This is Part 2 of my introduction of the Observation of Argument-Centered Instructional Capacity Inventory, an instrument that helps teachers and administrators know what proficient and masterful incorporation of argumentation and critical thinking throughout curriculum, instruction, and classroom culture specifically looks and sounds like. This allow teachers to take stock of what they are doing well already, and where they want to grow as professionals. And it enables administrators to monitor and support the process of professional capacity building, toward a school that provides authentic college preparation for every student.
Part 1 of this introduction can be found here. Part 2 will pick up with a close examination of the eight items in each of the domains after Curriculum – namely, Instruction and Culture. Then we will discuss the utility of the Form used to tabulate and collect ratings and comments, which formalizes the inventory (whether it is self-performed or not) of current professional capacities.
About five years ago, when we got started with the work we are doing now – first calling it curricular debate, then argument-centered instruction – partner school teachers and administrators asked us two simple but important questions: what are the specific professional capacities that Argument-Centered Education will develop and how will we know that they have, indeed, developed? We undertook the kind of inquiry-driven, analytical process that we try to build into the curriculum that we design with partners on our own argument pedagogy, and we produced the Observation of Argument-Centered Instructional Capacity (OACIC) Inventory.

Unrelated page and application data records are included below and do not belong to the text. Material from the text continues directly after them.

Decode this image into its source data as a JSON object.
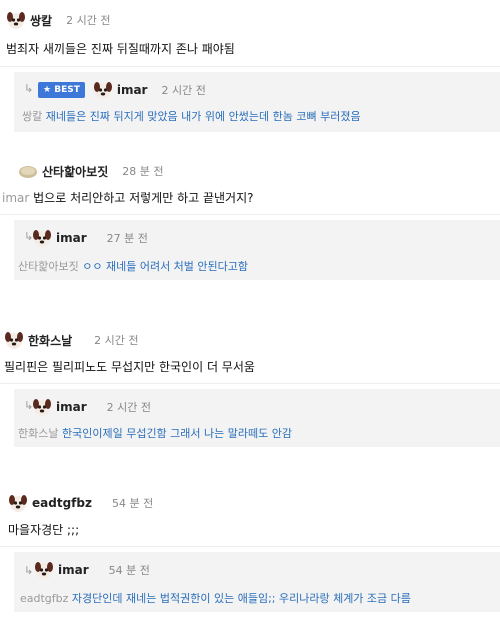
{
  "threads": [
    {
      "comment": {
        "author": "쌍칼",
        "time": "2 시간 전",
        "text": "범죄자 새끼들은 진짜 뒤질때까지 존나 패야됨",
        "avatar": "dog-avatar"
      },
      "reply": {
        "badge": "BEST",
        "author": "imar",
        "time": "2 시간 전",
        "mention": "쌍칼",
        "text": "재네들은 진짜 뒤지게 맞았음 내가 위에 안썼는데 한놈 코뼈 부러졌음",
        "avatar": "dog-avatar"
      }
    },
    {
      "comment": {
        "author": "산타핥아보짓",
        "time": "28 분 전",
        "text": "법으로 처리안하고 저렇게만 하고 끝낸거지?",
        "mention": "imar",
        "avatar": "bread-avatar"
      },
      "reply": {
        "author": "imar",
        "time": "27 분 전",
        "mention": "산타핥아보짓",
        "text": "ㅇㅇ 재네들 어려서 처벌 안된다고함",
        "avatar": "dog-avatar"
      }
    },
    {
      "comment": {
        "author": "한화스날",
        "time": "2 시간 전",
        "text": "필리핀은 필리피노도 무섭지만 한국인이 더 무서움",
        "avatar": "dog-avatar"
      },
      "reply": {
        "author": "imar",
        "time": "2 시간 전",
        "mention": "한화스날",
        "text": "한국인이제일 무섭긴함 그래서 나는 말라떼도 안감",
        "avatar": "dog-avatar"
      }
    },
    {
      "comment": {
        "author": "eadtgfbz",
        "time": "54 분 전",
        "text": "마을자경단 ;;;",
        "avatar": "dog-avatar"
      },
      "reply": {
        "author": "imar",
        "time": "54 분 전",
        "mention": "eadtgfbz",
        "text": "자경단인데 재네는 법적권한이 있는 애들임;; 우리나라랑 체계가 조금 다름",
        "avatar": "dog-avatar"
      }
    }
  ],
  "icons": {
    "reply_arrow": "reply-arrow-icon",
    "star": "star-icon"
  },
  "colors": {
    "link_blue": "#2a6ebb",
    "best_badge": "#3d78d8",
    "reply_bg": "#f3f3f3",
    "meta_gray": "#888888"
  }
}
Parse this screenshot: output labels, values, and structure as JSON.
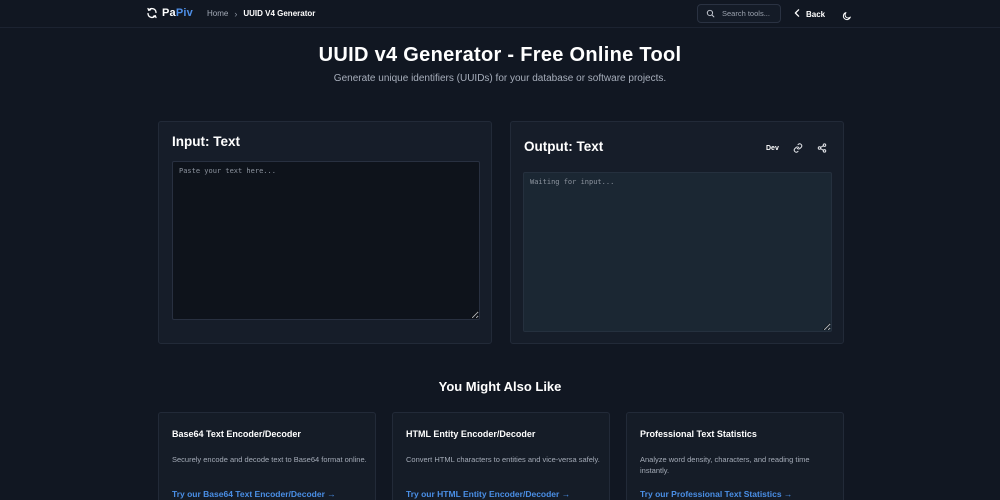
{
  "header": {
    "brand_prefix": "Pa",
    "brand_suffix": "Piv",
    "breadcrumb_home": "Home",
    "breadcrumb_current": "UUID V4 Generator",
    "search_placeholder": "Search tools...",
    "back_label": "Back",
    "icons": {
      "logo": "refresh-icon",
      "search": "search-icon",
      "back": "chevron-left-icon",
      "theme": "moon-icon"
    }
  },
  "hero": {
    "title": "UUID v4 Generator - Free Online Tool",
    "subtitle": "Generate unique identifiers (UUIDs) for your database or software projects."
  },
  "input_panel": {
    "title": "Input: Text",
    "placeholder": "Paste your text here..."
  },
  "output_panel": {
    "title": "Output: Text",
    "placeholder": "Waiting for input...",
    "dev_label": "Dev",
    "icons": [
      "link-icon",
      "share-icon"
    ]
  },
  "related": {
    "title": "You Might Also Like",
    "cards": [
      {
        "title": "Base64 Text Encoder/Decoder",
        "description": "Securely encode and decode text to Base64 format online.",
        "link": "Try our Base64 Text Encoder/Decoder →"
      },
      {
        "title": "HTML Entity Encoder/Decoder",
        "description": "Convert HTML characters to entities and vice-versa safely.",
        "link": "Try our HTML Entity Encoder/Decoder →"
      },
      {
        "title": "Professional Text Statistics",
        "description": "Analyze word density, characters, and reading time instantly.",
        "link": "Try our Professional Text Statistics →"
      }
    ]
  },
  "colors": {
    "background": "#111722",
    "panel": "#161d29",
    "accent": "#4a8fe6",
    "text": "#ffffff",
    "muted": "#a7aebb"
  }
}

One of the more under-acknowledged factors in improving student college readiness is the difficulty students have with the language of argument. The language of argument has a very wide Venn Diagram overlap with the academic discourse, the set of terms and rhetorical constructs privileged by standardized testing (like the NWEA, NAEP, SAT, PARCC, etc.), in college classrooms, and (it is generally believed) in the professional workplace. One of the paramount objectives of all college-readiness programs, and of all college prep schools, should be to equip all of their students with a deep understanding of and control over the language of argument.
At the end of SY2017, one of our partner middle schools — James Otis School, a rising neighborhood K-8 school on Chicago’s near northwest side — implemented the mock trial project we developed for a unit on the early Jamestown colony in North America in the early 17th century, based on the excellent and multiple-award winning young adult novel, Blood on the River. The debatable issue at the heart of this argument-centered project is
Was the British aristocracy (i.e., those who ruled because of the family they were born into), according to Blood on the River, responsible for poisoning the colonies’ relationship with the native population in America?
And the full project was laid out in an earlier Debatifier post, here. This post will consist of several video clips from this implementation, led by veteran educator Janet Smith, along with brief analytics attached to each clip, highlighting two proficiencies and one deficiency.
Policy debate? Sure, as long as the home team always wins. Politics today . . . is attitudinal, not ideological. The reason to be for someone is who is against them. What matters more than policy is your side’s winning, and what matters more than your side’s winning is the other side’s losing.
— James Poniewozik, New York Times, May 4, 2017
All those problems [e.g., economic inequality, urban violence, climate change] are serious, they are daunting, but they are not insoluble. What is preventing us from tackling them [is that] we now have a situation in which everybody is listening to those who already agree with them, and are further and further reinforcing their own realities, to the neglect of a common reality, that allows us to have a healthy debate, and then try to find common ground and actually move solutions forward.
— President Barack Obama, University of Chicago Forum on Youth Leadership and Public Service, April 24, 2017